Pulse-height discrimination is a common technique to filter out unwanted background signals from the analytical signals. But how exactly does it work?
The analytical signals are not continuously detected, but detected rather in pulses. This is because the detector has a "dead time", and there is a pile-up of ion-pairs (or whatever the principle of detection is) in this dead-time. The intensity of the built up signal - the pulse - is then detected.
Pulse-height discrimination is just that; a discrimination of the detected pulse-heights. However, to be able to discriminate the pulse-heights, surely the system must know what a "desirable" pulse-height is, or, in other words, when a detected pulse deviates from the desirable? How exactly is this done?
In the context of X-ray diffraction, we know the desirable energy of the detected radiation: in theory, this energy should be equal to the K$\alpha_1$ of the X-ray tube's anode material (since diffraction is an elastic interaction, and hence no energy lose occurs). However, the intensity of the signal has nothing to do with the energy. How do we (that is, the ones developing the analytical system) know which pulse-heights are relevant and which are irrelevant to our analysis?

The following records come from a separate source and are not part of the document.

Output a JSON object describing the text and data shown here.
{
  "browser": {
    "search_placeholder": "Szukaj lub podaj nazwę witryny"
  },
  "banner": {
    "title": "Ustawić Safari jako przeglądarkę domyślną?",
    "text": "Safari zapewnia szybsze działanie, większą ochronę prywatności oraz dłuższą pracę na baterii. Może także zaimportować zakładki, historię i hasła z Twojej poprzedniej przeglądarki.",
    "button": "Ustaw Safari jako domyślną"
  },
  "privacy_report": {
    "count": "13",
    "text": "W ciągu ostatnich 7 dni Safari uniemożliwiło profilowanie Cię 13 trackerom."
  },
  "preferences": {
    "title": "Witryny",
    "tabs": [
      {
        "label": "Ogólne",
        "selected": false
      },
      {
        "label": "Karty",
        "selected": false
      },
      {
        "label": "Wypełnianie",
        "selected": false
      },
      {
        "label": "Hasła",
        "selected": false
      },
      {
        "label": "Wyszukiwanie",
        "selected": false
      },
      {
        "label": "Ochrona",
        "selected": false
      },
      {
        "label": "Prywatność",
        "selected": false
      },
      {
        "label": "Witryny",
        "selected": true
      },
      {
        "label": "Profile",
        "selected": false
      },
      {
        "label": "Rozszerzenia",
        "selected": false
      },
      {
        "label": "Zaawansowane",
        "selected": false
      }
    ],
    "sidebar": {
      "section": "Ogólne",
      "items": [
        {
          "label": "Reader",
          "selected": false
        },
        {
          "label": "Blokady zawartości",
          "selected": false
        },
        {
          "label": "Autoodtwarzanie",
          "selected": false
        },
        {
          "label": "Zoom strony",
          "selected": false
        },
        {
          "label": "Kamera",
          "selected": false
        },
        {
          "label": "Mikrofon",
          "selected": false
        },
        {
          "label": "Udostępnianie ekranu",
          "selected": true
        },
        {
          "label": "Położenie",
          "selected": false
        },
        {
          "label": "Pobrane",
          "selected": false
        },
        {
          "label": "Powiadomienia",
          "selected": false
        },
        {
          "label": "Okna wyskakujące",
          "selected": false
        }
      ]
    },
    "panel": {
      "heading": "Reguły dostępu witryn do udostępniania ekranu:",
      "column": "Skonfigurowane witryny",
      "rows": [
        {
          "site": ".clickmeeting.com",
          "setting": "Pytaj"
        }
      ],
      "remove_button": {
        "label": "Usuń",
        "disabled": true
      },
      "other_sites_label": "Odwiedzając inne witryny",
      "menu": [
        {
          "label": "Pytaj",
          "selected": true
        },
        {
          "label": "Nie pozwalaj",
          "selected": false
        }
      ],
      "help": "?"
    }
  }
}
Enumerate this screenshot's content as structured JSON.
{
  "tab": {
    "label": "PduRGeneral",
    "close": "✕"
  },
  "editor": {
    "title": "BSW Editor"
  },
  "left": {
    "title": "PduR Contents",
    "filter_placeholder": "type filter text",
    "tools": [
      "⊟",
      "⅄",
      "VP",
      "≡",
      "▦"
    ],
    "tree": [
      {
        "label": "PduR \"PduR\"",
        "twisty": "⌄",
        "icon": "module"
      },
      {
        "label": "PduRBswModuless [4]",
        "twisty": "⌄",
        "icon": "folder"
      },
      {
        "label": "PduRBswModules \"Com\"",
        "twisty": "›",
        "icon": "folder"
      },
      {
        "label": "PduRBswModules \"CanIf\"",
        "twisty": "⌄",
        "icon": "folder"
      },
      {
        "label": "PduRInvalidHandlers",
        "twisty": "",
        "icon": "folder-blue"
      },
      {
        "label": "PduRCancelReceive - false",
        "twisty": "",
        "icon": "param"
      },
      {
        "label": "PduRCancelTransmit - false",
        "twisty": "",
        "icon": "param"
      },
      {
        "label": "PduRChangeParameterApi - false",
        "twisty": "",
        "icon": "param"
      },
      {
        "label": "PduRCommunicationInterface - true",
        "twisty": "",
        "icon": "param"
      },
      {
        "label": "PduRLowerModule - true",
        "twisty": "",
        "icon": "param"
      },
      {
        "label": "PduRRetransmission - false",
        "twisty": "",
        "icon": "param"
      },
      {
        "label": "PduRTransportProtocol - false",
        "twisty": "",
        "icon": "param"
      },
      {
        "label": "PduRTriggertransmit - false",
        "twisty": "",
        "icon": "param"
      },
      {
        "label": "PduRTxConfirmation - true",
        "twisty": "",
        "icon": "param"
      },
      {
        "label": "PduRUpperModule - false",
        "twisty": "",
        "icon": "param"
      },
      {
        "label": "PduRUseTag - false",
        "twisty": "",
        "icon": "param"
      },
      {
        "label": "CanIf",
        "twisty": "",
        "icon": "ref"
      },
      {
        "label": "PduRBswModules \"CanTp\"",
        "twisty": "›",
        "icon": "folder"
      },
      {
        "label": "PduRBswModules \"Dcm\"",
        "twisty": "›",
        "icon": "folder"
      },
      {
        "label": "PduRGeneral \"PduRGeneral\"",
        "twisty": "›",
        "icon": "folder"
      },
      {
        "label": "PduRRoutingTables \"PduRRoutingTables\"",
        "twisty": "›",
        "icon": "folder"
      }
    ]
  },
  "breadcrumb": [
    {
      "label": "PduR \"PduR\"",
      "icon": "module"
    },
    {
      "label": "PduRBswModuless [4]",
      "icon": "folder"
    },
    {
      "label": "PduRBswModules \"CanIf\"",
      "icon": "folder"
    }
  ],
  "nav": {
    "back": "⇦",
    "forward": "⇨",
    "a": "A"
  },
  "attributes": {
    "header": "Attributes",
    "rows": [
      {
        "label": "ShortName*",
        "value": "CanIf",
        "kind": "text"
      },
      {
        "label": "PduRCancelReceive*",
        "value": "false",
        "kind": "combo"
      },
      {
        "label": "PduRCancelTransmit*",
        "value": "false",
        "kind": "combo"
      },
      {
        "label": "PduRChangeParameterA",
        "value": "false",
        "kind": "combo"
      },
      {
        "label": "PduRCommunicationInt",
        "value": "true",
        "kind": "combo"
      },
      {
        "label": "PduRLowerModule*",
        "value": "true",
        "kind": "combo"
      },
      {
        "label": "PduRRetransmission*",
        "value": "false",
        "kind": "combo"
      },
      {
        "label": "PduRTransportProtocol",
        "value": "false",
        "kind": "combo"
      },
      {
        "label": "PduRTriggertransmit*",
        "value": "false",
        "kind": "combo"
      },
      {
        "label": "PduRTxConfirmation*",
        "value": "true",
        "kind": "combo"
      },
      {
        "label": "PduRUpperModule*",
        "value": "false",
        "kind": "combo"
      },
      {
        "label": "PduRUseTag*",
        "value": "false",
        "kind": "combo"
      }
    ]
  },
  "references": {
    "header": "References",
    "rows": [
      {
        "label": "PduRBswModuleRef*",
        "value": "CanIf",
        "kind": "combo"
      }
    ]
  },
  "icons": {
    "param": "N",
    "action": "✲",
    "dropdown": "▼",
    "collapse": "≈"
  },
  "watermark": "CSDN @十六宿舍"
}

I hope have presented my question clearly, and I appreciate all help. Finding free references online was not very easy, in my experience.